IFLA will continue supporting UNESCO’s mission to build peace through education, science and culture during the 40th Session of the General Conference. Read more about our participation here: Key Issues for Libraries at the UNESCO General Conference.

Culture on the Agenda: Heritage in the Sustainable Development Goals

One of the key reasons why Sustainable Development Goal 11 is so important for libraries is its recognition of the importance of safeguarding cultural heritage.

Its inclusion alongside questions such as mobility, waste and housing may seem strange at first glance. However, it is a recognition that culture is vital to the sustainability and ‘livability’ of the cities, towns and villages where people live.

Given the range of issues covered by this goal, it was perhaps unsurprising that the thematic session on SDG11 at the 2018 High Level Political Forum “Review of SDGs implementation: SDG 11 – Make cities and human settlements inclusive, safe, resilient and sustainable” was very broad-reaching. Fortunately, Jyoti Hosagrahar, Director of the Division for Creativity at UNESCO, was there to make a strong case for placing culture and heritage at the start of the SDGs.

Jyoti Hosagrahar, Director UNESCO Division of Creativity

Jyoti Hosagrahar, Director UNESCO Division of Creativity

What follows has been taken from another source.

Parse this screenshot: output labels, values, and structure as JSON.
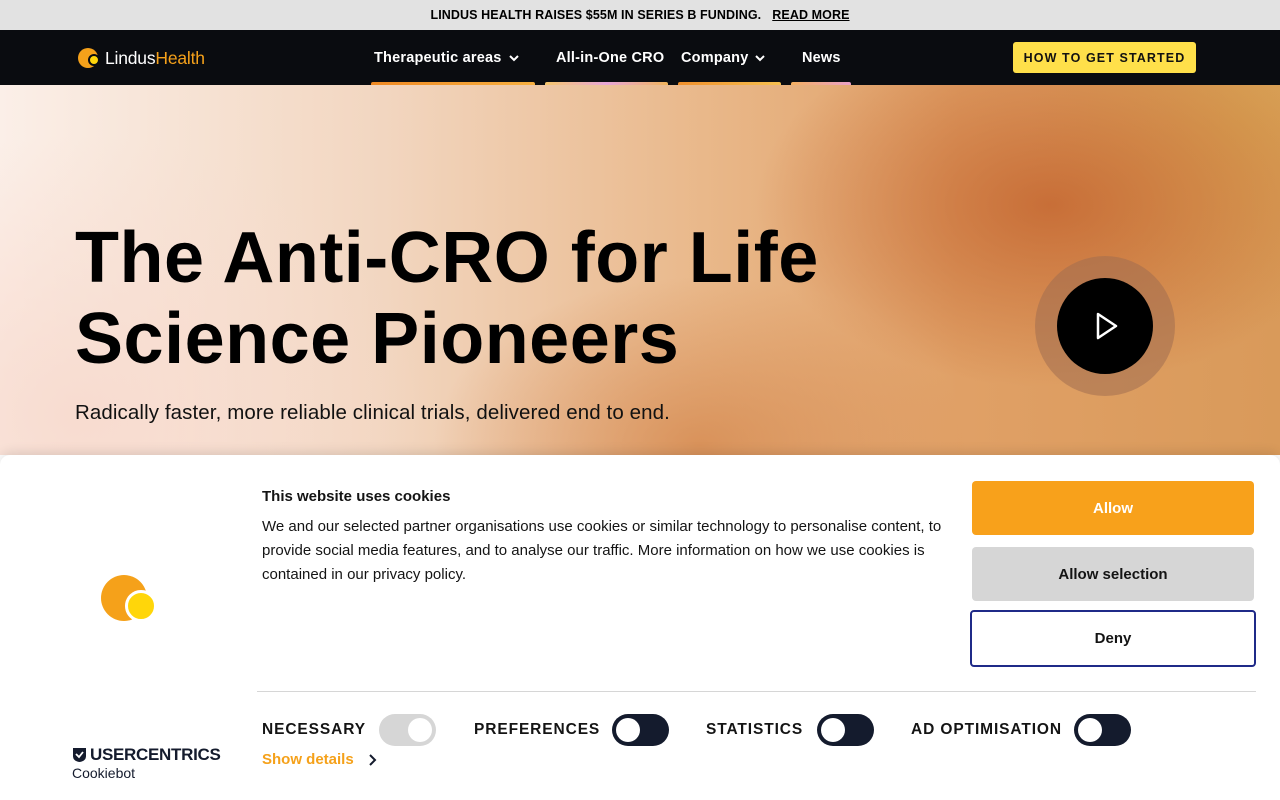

She underlined not only the direct impacts of heritage in terms of identity and wellbeing, but also its impact on other indicators, such as sustainable urban development, education, and diversity.

Crucially, UNESCO is undertaking work to ensure that there is evidence for this impact. Given both the focus in the SDGs on measurement as a means of ensuring accountability, and the fact that governments themselves need such figures in order to decide how best to spend public money, this work has strong potential. The resulting Culture for Development Indicators therefore represent a rich resource.

At a side-event “Implementing SDG 11.4: Local voices and Global Agendas for Cultural and Natural Heritage” organised by the International Council on Monuments and Sites the same day, speakers had the opportunity to look further at how the heritage sector is making a difference. The impacts of heritage on the environment, on urban planning, on gender, on cohesion and tolerance were clear.

While the focus was, inevitably, on buildings and monuments, the parallels with the work of libraries were clear. In the UN context, there is a shared interest in ensuring that culture is not only part of the SDGs, but also of the measurement framework.

But more broadly, with digital technologies breaking down barriers between different types of heritage work, there is strong potential for collaboration more broadly. Further, welcome, proof of the value of the SDGs as a framework for rethinking how, and with whom, we work!